denominator was far too low to be anything but a source of frustration to Tom. He continually warned us of the reality of a culture where human values and enrichments are subjugated to the needs of business and progress”. I’ve been an artist in the business world (in the financial sector no less) since 1993, and I have learned that his fears are justified. It’s sometimes difficult to even define one’s human values against the backdrop of commercialism, much less to defend them. In Canada, the culture I live in is a kind of hybrid of capitalism and socialism. I just hope that we can preserve the best of both ideologies.
To me, Tom’s ultimate message is that a creative person cannot live in isolation from the implications of science and technology, and they can make a difference in the world by maintaining their personal integrity and staying true to their values.
Italian writer/philospher Umberto Eco once said that the relationship between professor and student is a cannibalistic one. “The professor consumes the student, and the student consumes the professor. They consume each other, but when it works, it’s a good lunch.” I feel that I am forever indebted to Tom for inviting me to his table.
Tom passed away on December 28, 1997 in Bristol, England. A scholarship has been started in his name at the Emily Carr Institute of Art and Design in Vancouver, BC, Canada.
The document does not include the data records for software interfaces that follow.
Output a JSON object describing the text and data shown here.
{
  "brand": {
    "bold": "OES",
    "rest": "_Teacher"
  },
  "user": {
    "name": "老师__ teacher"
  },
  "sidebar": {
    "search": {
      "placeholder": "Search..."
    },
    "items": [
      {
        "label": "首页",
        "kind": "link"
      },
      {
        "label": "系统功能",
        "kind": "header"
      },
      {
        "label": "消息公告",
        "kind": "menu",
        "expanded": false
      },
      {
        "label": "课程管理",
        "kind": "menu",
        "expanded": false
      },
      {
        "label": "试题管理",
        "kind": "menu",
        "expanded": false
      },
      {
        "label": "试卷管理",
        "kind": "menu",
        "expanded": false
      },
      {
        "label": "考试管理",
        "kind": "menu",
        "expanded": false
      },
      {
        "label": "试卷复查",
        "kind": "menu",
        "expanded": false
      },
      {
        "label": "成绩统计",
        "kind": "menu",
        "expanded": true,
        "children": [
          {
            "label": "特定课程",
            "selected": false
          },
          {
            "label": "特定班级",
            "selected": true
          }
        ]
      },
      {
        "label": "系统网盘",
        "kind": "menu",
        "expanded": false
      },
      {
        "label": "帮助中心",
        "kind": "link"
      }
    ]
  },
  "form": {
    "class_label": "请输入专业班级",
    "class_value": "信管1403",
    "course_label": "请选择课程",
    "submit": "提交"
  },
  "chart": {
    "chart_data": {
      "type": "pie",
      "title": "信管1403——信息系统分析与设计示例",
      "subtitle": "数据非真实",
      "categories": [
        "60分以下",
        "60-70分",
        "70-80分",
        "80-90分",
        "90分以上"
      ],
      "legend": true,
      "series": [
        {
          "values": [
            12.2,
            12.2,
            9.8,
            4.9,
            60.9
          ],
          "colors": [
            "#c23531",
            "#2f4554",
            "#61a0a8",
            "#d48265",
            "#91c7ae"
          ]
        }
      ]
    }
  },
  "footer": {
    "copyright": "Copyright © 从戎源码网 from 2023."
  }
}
E. John Love
February 11, 1998.
|“Tom Hudson began his career as an artist and educator in Britian where, together with Victor Pasmore and Harry Thurbron, he developed the initial Basic and Foundation Courses. His experimental and innovative ideas had a very considerable effect on upon Art and Design Education. Sir Herbert Read, when opening the ‘Visual Adventure’ in New York in 1964, said of Tom Hudson’s Contribution “he has done more than anyone else to change and develop Art Education in Britain.Formerly Director of Studies at Cardiff College of Art and Design, Tom Hudson was appointed Dean of Instruction at the Emily Carr College of Art and Design in British Columbia and has worked internationally, including consultancy positions and lecture tours in Europe, Canada, USA, Brazil, Turkey and Japan. He served as consultant to UNESCO in Paris and to the City of Brasilia.Numerous writings have been published internationally, copies of which are accessible in the National Archives of Art and Design Education at Bretton Hall.
Having ‘retired’ recently from the Emily Carr Institute his most recent achievements include television series and distance learning courses, all award winning.”